Build It!

When soldering a PCB, it generally helps to solder lower height components first. This stops the taller components getting in the way while we are working, and it lets us hold components in place for soldering by turning the board upside down on a flat surface and letting gravity be our third hand!

We will start with the base PCB (Printed Circuit Board), as shown below

Lets solder resistor R13. This is a 220 ohm resistor which has a colour code of RED-RED-BROWN. Start by bending the legs of the resistor as shown

Pass the legs through the holes in the board for resistor R13 (Resistors do not have a specific polarity and can be soldered “either way round”).

Push the resistor flush to the board and bend the legs out slightly to hold it in place while you turn the board over to solder them

If you are new to soldering, please take a few minutes to check my soldering tips HERE

Solder the legs into place

Snip the legs nice and short

Add diode D3, being careful to solder it the correct way around as shown (the stripe is also shown on the symbol for the diode on the board). Do not heat the diode for too long when soldering - they are more sensitive to heat than resistors

Add the three small 100nF ceramic capacitors C2, C3, C4. These are not polarised and can be soldered either way around

Now we will solder the two LEDs. Each LED must be soldered the correct way around. You can identify the Anode (+) and Cathode (-) based on the length of the LED leads as shown below.

The symbols on the board indicate which way round to insert each LED

Now we’ll add the two IC sockets. Each socket, together with the symbol on the PCB for it, has a “notch” shown. This tells us which way round to solder the sockets and how to insert the IC into them

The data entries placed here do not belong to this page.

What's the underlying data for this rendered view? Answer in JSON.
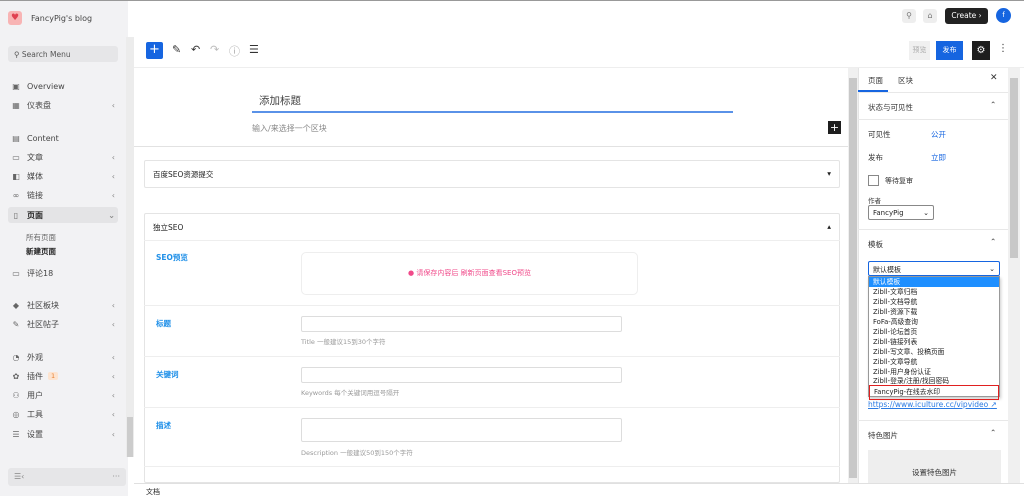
{
  "sidebar": {
    "site_name": "FancyPig's blog",
    "search_placeholder": "Search Menu",
    "items": [
      {
        "label": "Overview",
        "icon": "chart-icon"
      },
      {
        "label": "仪表盘",
        "icon": "grid-icon"
      },
      {
        "label": "Content",
        "icon": "image-icon"
      },
      {
        "label": "文章",
        "icon": "post-icon"
      },
      {
        "label": "媒体",
        "icon": "media-icon"
      },
      {
        "label": "链接",
        "icon": "link-icon"
      },
      {
        "label": "页面",
        "icon": "page-icon"
      },
      {
        "label": "评论18",
        "icon": "comment-icon"
      },
      {
        "label": "社区板块",
        "icon": "forum-icon"
      },
      {
        "label": "社区帖子",
        "icon": "topic-icon"
      },
      {
        "label": "外观",
        "icon": "palette-icon"
      },
      {
        "label": "插件",
        "icon": "plugin-icon",
        "badge": "1"
      },
      {
        "label": "用户",
        "icon": "users-icon"
      },
      {
        "label": "工具",
        "icon": "tools-icon"
      },
      {
        "label": "设置",
        "icon": "settings-icon"
      }
    ],
    "subitems": [
      "所有页面",
      "新建页面"
    ]
  },
  "topbar": {
    "create_label": "Create",
    "avatar": "f"
  },
  "toolbar": {
    "preview": "预览",
    "publish": "发布"
  },
  "editor": {
    "title_placeholder": "添加标题",
    "block_hint": "输入/来选择一个区块"
  },
  "panels": {
    "baidu": "百度SEO资源提交",
    "seo": "独立SEO",
    "seo_preview_label": "SEO预览",
    "seo_preview_msg": "请保存内容后 刷新页面查看SEO预览",
    "title_label": "标题",
    "title_help": "Title 一般建议15到30个字符",
    "keywords_label": "关键词",
    "keywords_help": "Keywords 每个关键词用逗号隔开",
    "desc_label": "描述",
    "desc_help": "Description 一般建议50到150个字符"
  },
  "right": {
    "tab_page": "页面",
    "tab_block": "区块",
    "status_title": "状态与可见性",
    "visibility_label": "可见性",
    "visibility_value": "公开",
    "publish_label": "发布",
    "publish_value": "立即",
    "pending_label": "等待复审",
    "author_label": "作者",
    "author_value": "FancyPig",
    "template_title": "模板",
    "template_value": "默认模板",
    "template_options": [
      "默认模板",
      "Zibll-文章归档",
      "Zibll-文档导航",
      "Zibll-资源下载",
      "FoFa-高级查询",
      "Zibll-论坛首页",
      "Zibll-链接列表",
      "Zibll-写文章、投稿页面",
      "Zibll-文章导航",
      "Zibll-用户身份认证",
      "Zibll-登录/注册/找回密码",
      "FancyPig-在线去水印"
    ],
    "link": "https://www.iculture.cc/vipvideo",
    "featured_title": "特色图片",
    "featured_button": "设置特色图片"
  },
  "footer": {
    "label": "文档"
  },
  "colors": {
    "accent": "#1665e0",
    "highlight": "#e02020",
    "seo_label": "#2090e8",
    "warning": "#f04a8a"
  }
}
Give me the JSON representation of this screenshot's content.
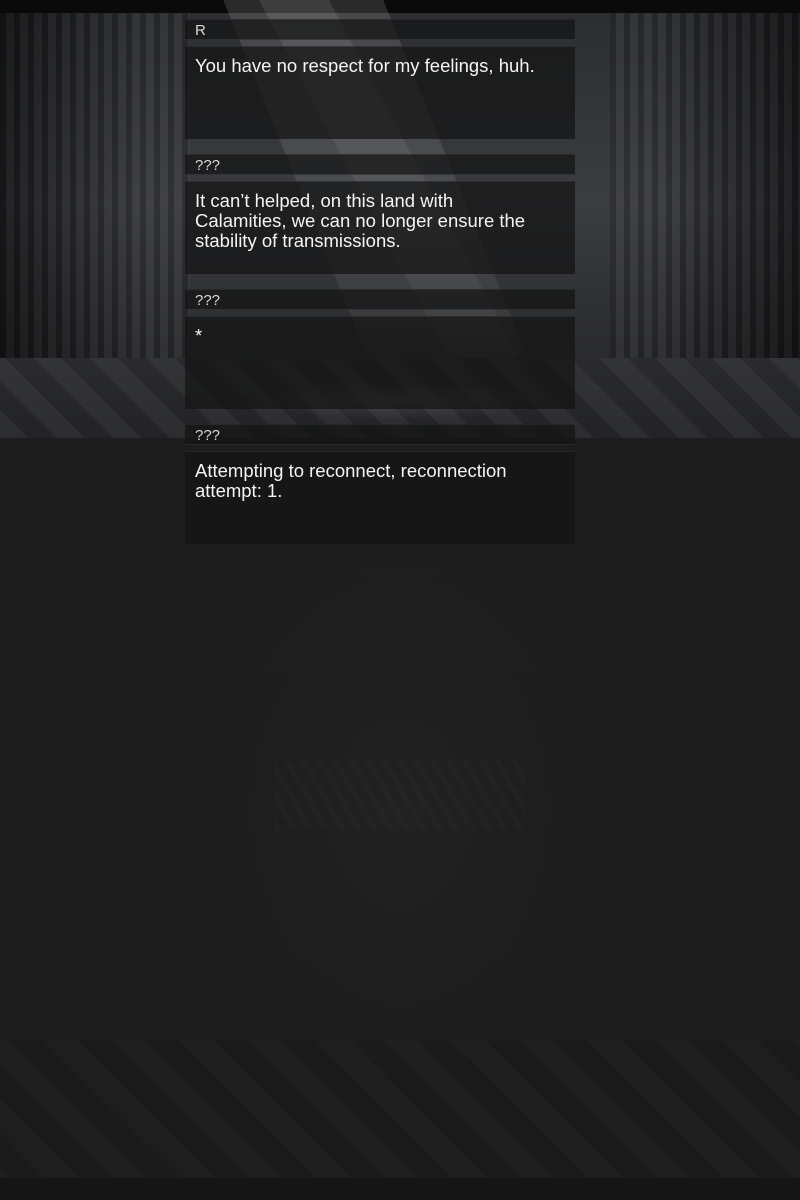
{
  "messages": [
    {
      "speaker": "R",
      "text": "You have no respect for my feelings, huh."
    },
    {
      "speaker": "???",
      "text": "It can’t helped, on this land with\nCalamities, we can no longer ensure the\nstability of transmissions."
    },
    {
      "speaker": "???",
      "text": "*"
    },
    {
      "speaker": "???",
      "text": "Attempting to reconnect, reconnection\nattempt: 1."
    }
  ]
}
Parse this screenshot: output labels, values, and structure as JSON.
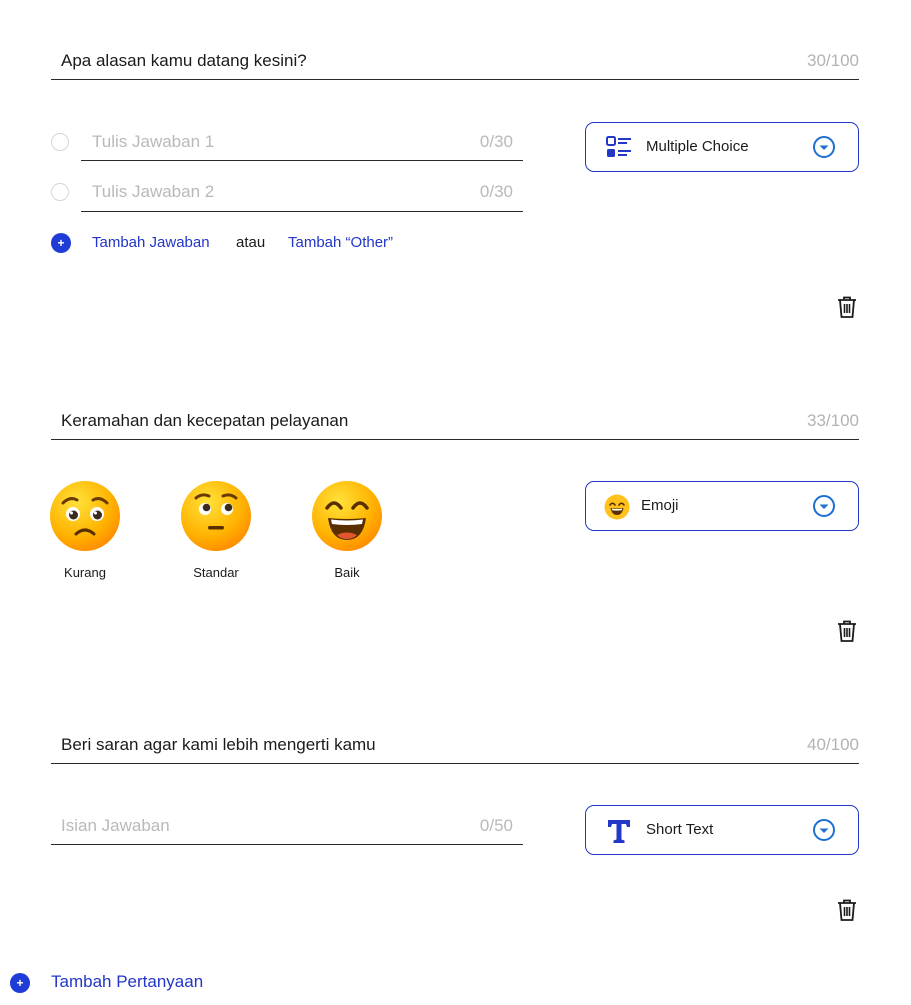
{
  "questions": [
    {
      "title": "Apa alasan kamu datang kesini?",
      "count": "30/100",
      "type_label": "Multiple Choice",
      "answers": [
        {
          "placeholder": "Tulis Jawaban 1",
          "count": "0/30"
        },
        {
          "placeholder": "Tulis Jawaban 2",
          "count": "0/30"
        }
      ],
      "add_answer": "Tambah Jawaban",
      "or_text": "atau",
      "add_other": "Tambah “Other”"
    },
    {
      "title": "Keramahan dan kecepatan pelayanan",
      "count": "33/100",
      "type_label": "Emoji",
      "emojis": [
        {
          "label": "Kurang"
        },
        {
          "label": "Standar"
        },
        {
          "label": "Baik"
        }
      ]
    },
    {
      "title": "Beri saran agar kami lebih mengerti kamu",
      "count": "40/100",
      "type_label": "Short Text",
      "answer_placeholder": "Isian Jawaban",
      "answer_count": "0/50"
    }
  ],
  "add_question": "Tambah Pertanyaan",
  "colors": {
    "accent": "#2438c7",
    "chevron": "#1e6fd0",
    "emoji_yellow": "#ffc21c",
    "emoji_orange": "#ff9d0a"
  },
  "icons": [
    "multiple-choice-icon",
    "emoji-icon",
    "text-icon",
    "chevron-down-icon",
    "trash-icon",
    "plus-icon"
  ]
}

IC sockets can be fiddly to solder. A good tip is to insert the socket in the board, then turn the board upside down so that the socket is held in place by the weight of the board. Solder two outer corner pins so that the socket does not fall out of the board, then turn it over and check the socket is flush against the board (reheat the two pins and push it down further if needed). Finally solder the remaining pins.

Add the switch, making sure it is flush to the board

Now we will add the remaining resistors. These stand up on the board to save space, and due to lack of space most of the resistors are not labelled on the board. The following diagram shows the resistor values by location.

Start with the eight 100 ohm resistors. Bend these over as shown

Solder them one at a time starting from R2 and working downwards. The resistors should alternately face one way then the other (this helps stop their leads touching). The markings on the board show which way round to solder each resistors. The board should now look like this

Insert the remaining resistors:

Insert the rectifier diode D2 as shown. Make sure the silver anode stripe is located as shown.

Insert the voltage regulator as shown. The body of the regulator has a flat face which should match up with the shape printed on the circuit board.

Solder the terminal block (making sure it faces outwards!)

Solder the electrolytic capacitors, C1 (larger 47uF capacitor) and C5 (smaller 4.7uF capacitor), making sure you solder them the correct way around. Just like an LED the longer lead of the capacitor is the Anode (+). The Cathode (-) is also indicated by a white stripe on the can. The symbol on the PCB clearly indicates the Anode hole.

Solder the MIDI socket. Make sure that resistor R12 is not touching the legs of the socket.

Connect the board to the contact strip of the relay board

Note If you intend to isolate the Relay-Switcher power supply from the relay driver power supply you should completely remove the GND pin of the relay board before soldering.

Solder the Relay Switcher board to the relay board